**Problem statement:**
Scan the entries for lines containing the string "this". Reply with how many there are, and nothing else.
================
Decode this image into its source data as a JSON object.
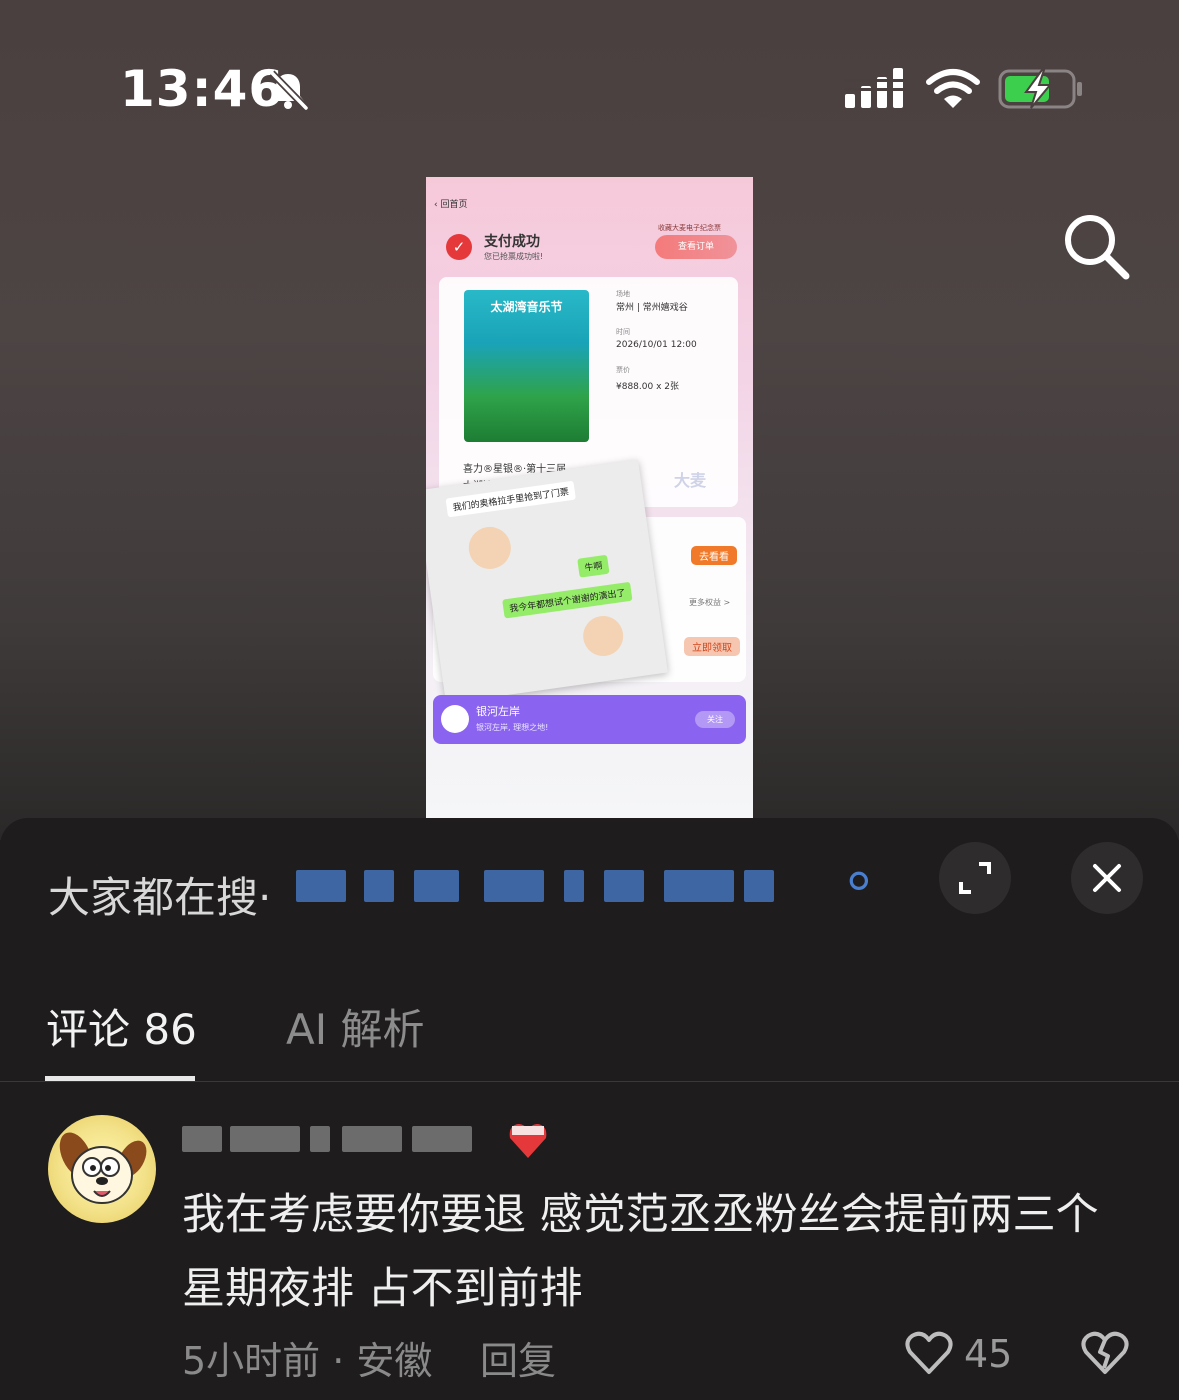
{
  "status_bar": {
    "time": "13:46"
  },
  "screenshot": {
    "back_label": "回首页",
    "pay_success": "支付成功",
    "pay_sub": "您已抢票成功啦!",
    "collect_badge": "收藏大麦电子纪念票",
    "view_order": "查看订单",
    "poster_title": "太湖湾音乐节",
    "venue_label": "场地",
    "venue_value": "常州 | 常州嬉戏谷",
    "time_label": "时间",
    "time_value": "2026/10/01 12:00",
    "price_label": "票价",
    "price_value": "¥888.00 x 2张",
    "event_name_1": "喜力®星银®·第十三届",
    "event_name_2": "太湖湾音乐节",
    "brand_watermark": "大麦",
    "chat_msg_1": "我们的奥格拉手里抢到了门票",
    "chat_msg_2": "牛啊",
    "chat_msg_3": "我今年都想试个谢谢的演出了",
    "go_watch": "去看看",
    "more_benefits": "更多权益 >",
    "claim_now": "立即领取",
    "account_name": "银河左岸",
    "account_slogan": "银河左岸, 理想之地!",
    "follow": "关注"
  },
  "sheet": {
    "hot_search_label": "大家都在搜·",
    "tabs": [
      {
        "label": "评论 86",
        "active": true
      },
      {
        "label": "AI 解析",
        "active": false
      }
    ]
  },
  "comment": {
    "text_line_1": "我在考虑要你要退 感觉范丞丞粉丝会提前两三个",
    "text_line_2": "星期夜排 占不到前排",
    "meta": "5小时前 · 安徽",
    "reply_label": "回复",
    "like_count": "45"
  },
  "icons": {
    "bell": "bell-slash-icon",
    "signal": "cell-signal-icon",
    "wifi": "wifi-icon",
    "battery": "battery-charging-icon",
    "search": "search-icon",
    "expand": "expand-icon",
    "close": "close-icon",
    "like": "heart-outline-icon",
    "dislike": "broken-heart-icon"
  },
  "colors": {
    "battery_green": "#3ccf4e",
    "accent_purple": "#8a63f0",
    "accent_orange": "#f07a2a",
    "badge_red": "#e5383b"
  }
}
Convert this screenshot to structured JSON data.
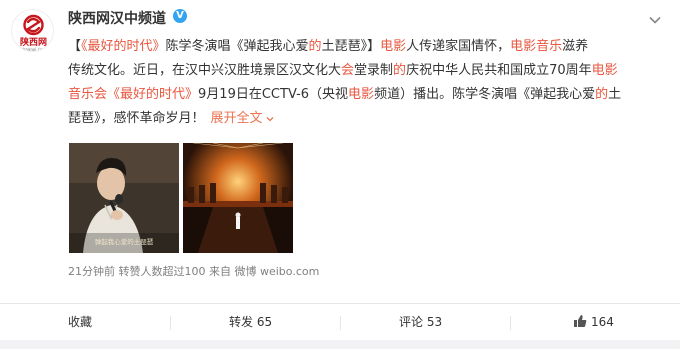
{
  "account": {
    "name": "陕西网汉中频道",
    "verified_badge": "V",
    "avatar_logo_text": "陕西网",
    "avatar_sub_text": "shaanxi.com"
  },
  "post": {
    "lines": [
      [
        {
          "t": "【",
          "c": "plain"
        },
        {
          "t": "《最好的时代》",
          "c": "red"
        },
        {
          "t": "陈学冬演唱《弹起我心爱",
          "c": "plain"
        },
        {
          "t": "的",
          "c": "red"
        },
        {
          "t": "土琵琶》】",
          "c": "plain"
        },
        {
          "t": "电影",
          "c": "red"
        },
        {
          "t": "人传递家国情怀，",
          "c": "plain"
        },
        {
          "t": "电影音乐",
          "c": "red"
        },
        {
          "t": "滋养",
          "c": "plain"
        }
      ],
      [
        {
          "t": "传统文化。近日，在汉中兴汉胜境景区汉文化大",
          "c": "plain"
        },
        {
          "t": "会",
          "c": "red"
        },
        {
          "t": "堂录制",
          "c": "plain"
        },
        {
          "t": "的",
          "c": "red"
        },
        {
          "t": "庆祝中华人民共和国成立70周年",
          "c": "plain"
        },
        {
          "t": "电影",
          "c": "red"
        }
      ],
      [
        {
          "t": "音乐会",
          "c": "red"
        },
        {
          "t": "《最好的时代》",
          "c": "red"
        },
        {
          "t": "9月19日在CCTV-6（央视",
          "c": "plain"
        },
        {
          "t": "电影",
          "c": "red"
        },
        {
          "t": "频道）播出。陈学冬演唱《弹起我心爱",
          "c": "plain"
        },
        {
          "t": "的",
          "c": "red"
        },
        {
          "t": "土",
          "c": "plain"
        }
      ],
      [
        {
          "t": "琵琶》，感怀革命岁月！",
          "c": "plain"
        }
      ]
    ],
    "expand_label": "展开全文",
    "photo1_caption": "弹起我心爱的土琵琶",
    "meta": "21分钟前 转赞人数超过100 来自 微博 weibo.com"
  },
  "actions": {
    "favorite": "收藏",
    "repost": "转发 65",
    "comment": "评论 53",
    "like_count": "164"
  },
  "icons": {
    "dropdown": "chevron-down-icon",
    "expand": "chevron-down-icon",
    "like": "thumbs-up-icon",
    "verified": "verified-icon"
  },
  "colors": {
    "accent": "#eb7350",
    "highlight": "#e9573f",
    "badge": "#32a4f2",
    "meta": "#808080"
  }
}
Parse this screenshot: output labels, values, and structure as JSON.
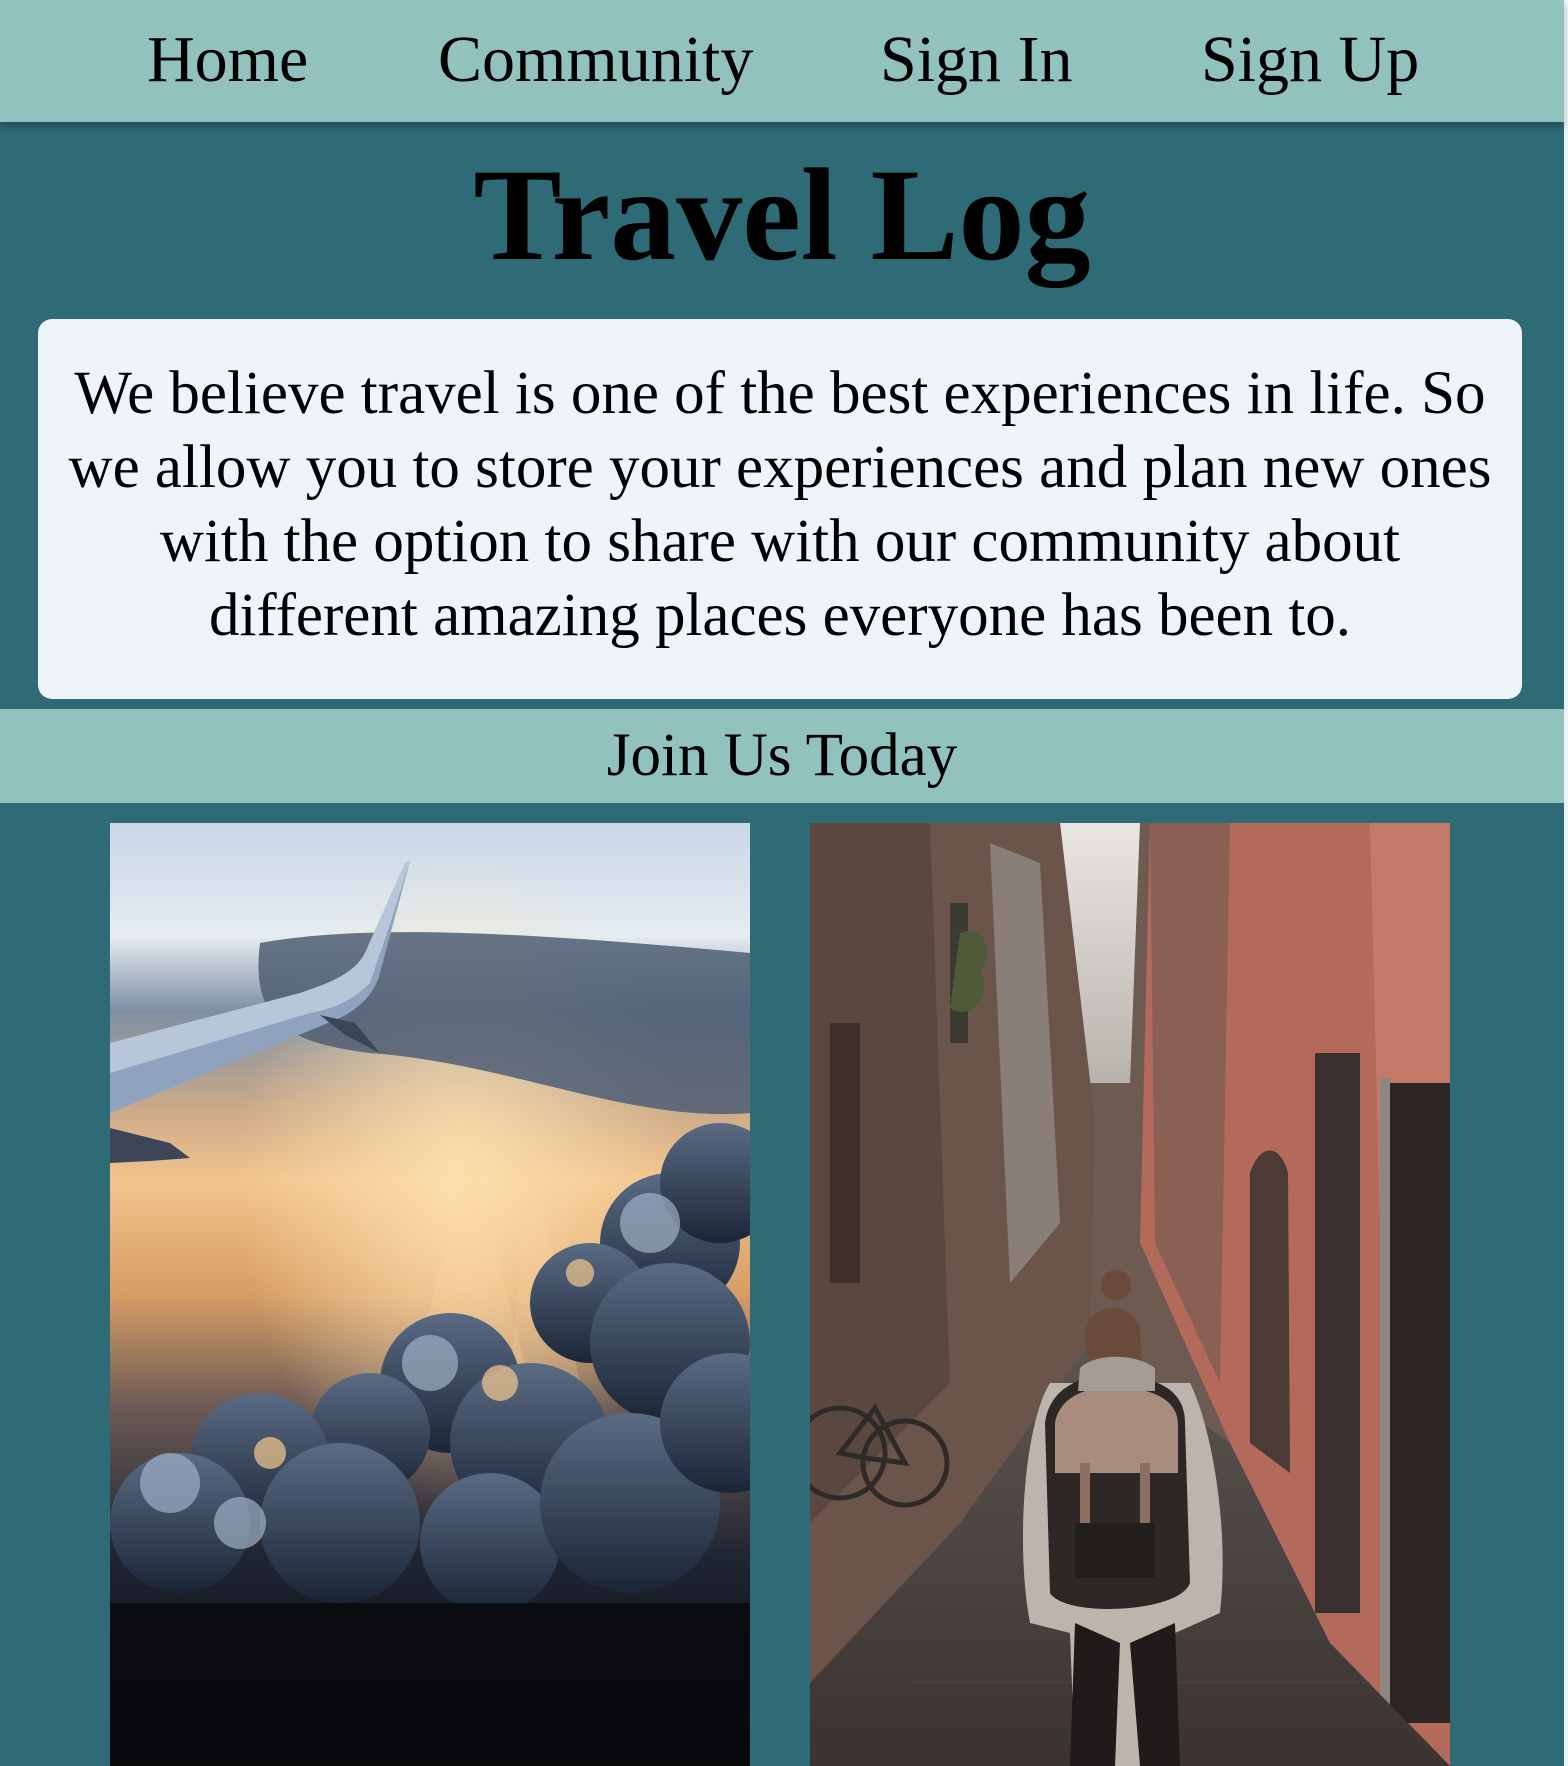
{
  "nav": {
    "home": "Home",
    "community": "Community",
    "sign_in": "Sign In",
    "sign_up": "Sign Up"
  },
  "title": "Travel Log",
  "intro": "We believe travel is one of the best experiences in life. So we allow you to store your experiences and plan new ones with the option to share with our community about different amazing places everyone has been to.",
  "join_label": "Join Us Today",
  "colors": {
    "page_background": "#2e6b77",
    "bar_background": "#92c2be",
    "card_background": "#eef4f8"
  }
}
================
**Completed task:**
3